“Hi,” he says, grin widening more into his usual demeanor.
“Hi,” I huff, slightly out of breath. From racing to the door, I tell myself. Not from my racing heart and that utterly delicious gaze.
“You ready to go?”
And after all this morning’s debate, all of the agony I put myself through, debating my feelings for this man- I nod, the flipping feeling in my stomach being all I can focus on. That and his beautiful eyes.
“I already got your coffee. I know we were working pretty late last night.”
My gaze switches from him to the proffered beverage and my hands reach out greedily for the warm cup. He was so thoughtful. I take a sip and smile, savoring the flavor and watching his expression soften briefly when he thinks I’m not looking. “Mmm... Perfect,” I reply, more prepared now. I swiftly reach for my bag and sling it across my shoulder, shooting him a smile of my own. “Let’s go.”

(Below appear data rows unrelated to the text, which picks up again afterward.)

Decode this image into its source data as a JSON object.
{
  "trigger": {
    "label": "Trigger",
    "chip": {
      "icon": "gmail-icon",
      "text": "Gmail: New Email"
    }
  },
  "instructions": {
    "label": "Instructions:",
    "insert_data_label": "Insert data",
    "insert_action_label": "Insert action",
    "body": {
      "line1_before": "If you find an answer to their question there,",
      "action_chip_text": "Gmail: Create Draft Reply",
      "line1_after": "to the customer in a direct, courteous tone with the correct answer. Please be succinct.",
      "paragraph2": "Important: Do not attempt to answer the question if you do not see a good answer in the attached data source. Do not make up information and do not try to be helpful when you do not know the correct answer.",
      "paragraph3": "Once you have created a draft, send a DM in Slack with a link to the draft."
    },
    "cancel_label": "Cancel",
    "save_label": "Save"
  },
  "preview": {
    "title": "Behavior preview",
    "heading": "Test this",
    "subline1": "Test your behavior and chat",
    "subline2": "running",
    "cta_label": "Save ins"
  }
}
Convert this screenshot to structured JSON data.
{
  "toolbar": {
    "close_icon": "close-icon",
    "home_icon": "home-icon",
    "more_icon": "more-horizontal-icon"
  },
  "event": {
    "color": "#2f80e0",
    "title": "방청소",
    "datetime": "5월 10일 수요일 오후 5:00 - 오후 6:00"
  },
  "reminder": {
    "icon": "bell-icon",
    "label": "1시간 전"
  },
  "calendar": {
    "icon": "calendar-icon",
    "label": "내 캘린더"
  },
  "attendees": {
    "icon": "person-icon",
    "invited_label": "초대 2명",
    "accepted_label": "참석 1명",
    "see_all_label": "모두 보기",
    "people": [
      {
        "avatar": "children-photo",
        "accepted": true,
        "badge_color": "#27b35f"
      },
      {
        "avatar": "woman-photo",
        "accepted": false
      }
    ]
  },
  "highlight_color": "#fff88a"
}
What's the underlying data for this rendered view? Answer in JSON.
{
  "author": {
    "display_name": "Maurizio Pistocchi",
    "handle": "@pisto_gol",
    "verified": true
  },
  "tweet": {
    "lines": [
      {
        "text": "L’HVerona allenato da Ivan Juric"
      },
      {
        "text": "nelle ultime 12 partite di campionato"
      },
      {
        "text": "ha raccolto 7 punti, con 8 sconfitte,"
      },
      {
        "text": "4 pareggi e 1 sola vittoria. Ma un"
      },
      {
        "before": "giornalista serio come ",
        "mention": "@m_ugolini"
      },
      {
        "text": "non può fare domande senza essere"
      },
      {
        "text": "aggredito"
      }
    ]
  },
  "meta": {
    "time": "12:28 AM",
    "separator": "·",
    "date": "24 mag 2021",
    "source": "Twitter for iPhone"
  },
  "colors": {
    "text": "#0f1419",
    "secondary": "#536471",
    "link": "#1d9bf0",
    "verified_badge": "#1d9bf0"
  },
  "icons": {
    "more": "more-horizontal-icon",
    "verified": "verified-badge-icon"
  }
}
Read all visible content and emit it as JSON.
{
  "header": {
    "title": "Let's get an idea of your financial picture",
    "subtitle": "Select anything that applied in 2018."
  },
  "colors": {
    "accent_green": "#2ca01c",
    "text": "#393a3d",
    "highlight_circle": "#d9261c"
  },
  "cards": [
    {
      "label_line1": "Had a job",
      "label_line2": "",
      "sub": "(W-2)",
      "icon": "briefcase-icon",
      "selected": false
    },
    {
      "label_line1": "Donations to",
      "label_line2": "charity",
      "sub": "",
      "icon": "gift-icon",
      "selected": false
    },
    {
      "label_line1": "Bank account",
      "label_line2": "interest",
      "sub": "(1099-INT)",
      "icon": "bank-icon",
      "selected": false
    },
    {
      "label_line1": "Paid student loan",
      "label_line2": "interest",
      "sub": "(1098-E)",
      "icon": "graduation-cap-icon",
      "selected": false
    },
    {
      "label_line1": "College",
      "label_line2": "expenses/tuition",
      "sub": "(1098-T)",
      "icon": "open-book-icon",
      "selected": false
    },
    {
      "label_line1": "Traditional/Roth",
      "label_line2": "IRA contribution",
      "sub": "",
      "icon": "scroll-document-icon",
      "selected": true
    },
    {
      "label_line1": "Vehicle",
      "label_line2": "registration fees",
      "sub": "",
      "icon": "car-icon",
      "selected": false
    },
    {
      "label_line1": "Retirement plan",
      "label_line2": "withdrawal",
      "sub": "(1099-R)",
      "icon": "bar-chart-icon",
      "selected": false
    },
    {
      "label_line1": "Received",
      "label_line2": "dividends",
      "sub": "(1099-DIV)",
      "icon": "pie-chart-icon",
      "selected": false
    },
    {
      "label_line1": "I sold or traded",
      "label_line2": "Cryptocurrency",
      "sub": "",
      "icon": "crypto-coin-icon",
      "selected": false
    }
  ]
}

As we walk out of my apartment, I can’t help but reflect on how silly I’ve been. Because no matter what Clark’s hiding from me, and no matter how painful the fallout might be when it comes, I can’t deny the feelings- even the love- that I have for him. To try and keep my distance or put a stop to it would only be lying to myself. I’ve done that for too long as it is by avoiding him, turning him down, running when I’ve gotten too scared.
I will not hurt him.
And I will not turn myself into a liar.